In December of 2016 the Community College Equity Assessment Lab (CCEAL) released findings that approximately 1/3 of California community college students are attending classes while experiencing the threat of homelessness and housing instability and 12% are hungry and concerned about whether and when they will have their next meal. The report is among the first research efforts to show who is adversely exposed to food and housing insecurities in the California higher education system.
The Los Angeles County Department of Public Health, “Social Determinants of Health Report: Housing and Health in Los Angeles County” Los Angeles 2015
Social Determinants of Health Report: Housing and Health in Los Angeles County
Search Terms: Homelessness, housing, housing instability, unaffordable housing

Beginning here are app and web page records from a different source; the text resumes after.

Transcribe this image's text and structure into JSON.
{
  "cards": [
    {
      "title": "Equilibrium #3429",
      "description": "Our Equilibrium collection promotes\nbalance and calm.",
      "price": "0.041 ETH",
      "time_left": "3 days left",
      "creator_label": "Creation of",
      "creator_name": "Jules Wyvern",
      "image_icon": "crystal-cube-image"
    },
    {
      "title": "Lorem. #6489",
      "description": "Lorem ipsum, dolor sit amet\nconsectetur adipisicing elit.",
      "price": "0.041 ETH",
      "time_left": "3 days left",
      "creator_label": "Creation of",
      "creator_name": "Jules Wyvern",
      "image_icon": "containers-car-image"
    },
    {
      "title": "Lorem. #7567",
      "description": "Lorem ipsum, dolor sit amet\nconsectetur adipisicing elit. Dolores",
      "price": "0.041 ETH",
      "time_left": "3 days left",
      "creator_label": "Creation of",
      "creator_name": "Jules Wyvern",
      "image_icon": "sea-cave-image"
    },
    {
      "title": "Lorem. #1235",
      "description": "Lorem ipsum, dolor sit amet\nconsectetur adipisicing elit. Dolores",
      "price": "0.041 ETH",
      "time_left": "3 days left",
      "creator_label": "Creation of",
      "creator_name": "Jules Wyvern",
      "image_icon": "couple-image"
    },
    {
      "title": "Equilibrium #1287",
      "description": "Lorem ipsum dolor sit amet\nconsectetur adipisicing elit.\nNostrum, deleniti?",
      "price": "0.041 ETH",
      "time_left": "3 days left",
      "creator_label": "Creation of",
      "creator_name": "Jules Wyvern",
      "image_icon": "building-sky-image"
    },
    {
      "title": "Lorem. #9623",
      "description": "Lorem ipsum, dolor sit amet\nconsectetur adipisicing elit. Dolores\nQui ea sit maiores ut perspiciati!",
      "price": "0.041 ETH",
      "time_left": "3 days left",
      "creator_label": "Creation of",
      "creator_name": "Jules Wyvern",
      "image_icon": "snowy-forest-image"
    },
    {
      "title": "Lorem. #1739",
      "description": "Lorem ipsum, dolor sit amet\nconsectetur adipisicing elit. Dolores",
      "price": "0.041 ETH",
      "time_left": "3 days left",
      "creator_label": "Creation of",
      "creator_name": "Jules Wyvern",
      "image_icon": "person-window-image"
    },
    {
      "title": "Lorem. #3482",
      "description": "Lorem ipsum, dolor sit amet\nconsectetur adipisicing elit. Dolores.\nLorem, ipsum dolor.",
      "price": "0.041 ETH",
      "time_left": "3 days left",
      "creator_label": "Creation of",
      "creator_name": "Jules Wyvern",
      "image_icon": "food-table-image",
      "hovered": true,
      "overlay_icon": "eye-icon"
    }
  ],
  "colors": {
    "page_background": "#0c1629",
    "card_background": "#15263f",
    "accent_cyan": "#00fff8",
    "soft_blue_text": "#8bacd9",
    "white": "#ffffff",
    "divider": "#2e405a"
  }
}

This report draws from the recent Los Angeles County Health Survey and the American Community Survey and reveals that affordable housing is out of reach for many adults in Los Angeles. Lack of affordable housing contributes to homelessness and 5.2% of adults reported being homeless or not having their own place to sleep in the previous 5 years. Homelessness is also linked to poor health status and difficulty meeting basic sustenance needs.
http://www2.ed.gov/about/offices/list/opepd/ppss/reports.html#homeless by US Department of Education, Office of Planning , Evaluation and Policy Development, Policy and Program Studies Service, Washington D.C.,(2015)
Search Terms: homeless students, Education for Homeless Children and Youth, EHCY, educational barriers
In the 2010-2011 school year, approximately one million or 2 percent of all students nationwide were identified as homeless. This study examines state and school district implementation of the EHCY support program and found that transportation, school supplies, tutoring and supplemental instruction accounted for the largest expenditure for EHCY funds.
http://williamsinstitute.law.ucla.edu/wp-content/uploads/Durso-Gates-LGBT-Homeless-Youth-Survey-July-2012.pdf by Durso, LA, and Gates, GL (2012). Los Angeles: The Williams Institute with True Colors Fund and the Palette Fund.
Search Terms: homeless youth, LGBTQ, LGBT,
This report presents findings drawn from a LGBT web-based Youth Provider Survey conducted in 2011-2012 with over 350 providers from around the country. Key findings include that the number of providers serving LGBT homeless youth has grown over the past 10 years now representing between 30- 40% of homeless youth served, with family rejection the most common reason cited for homelessness.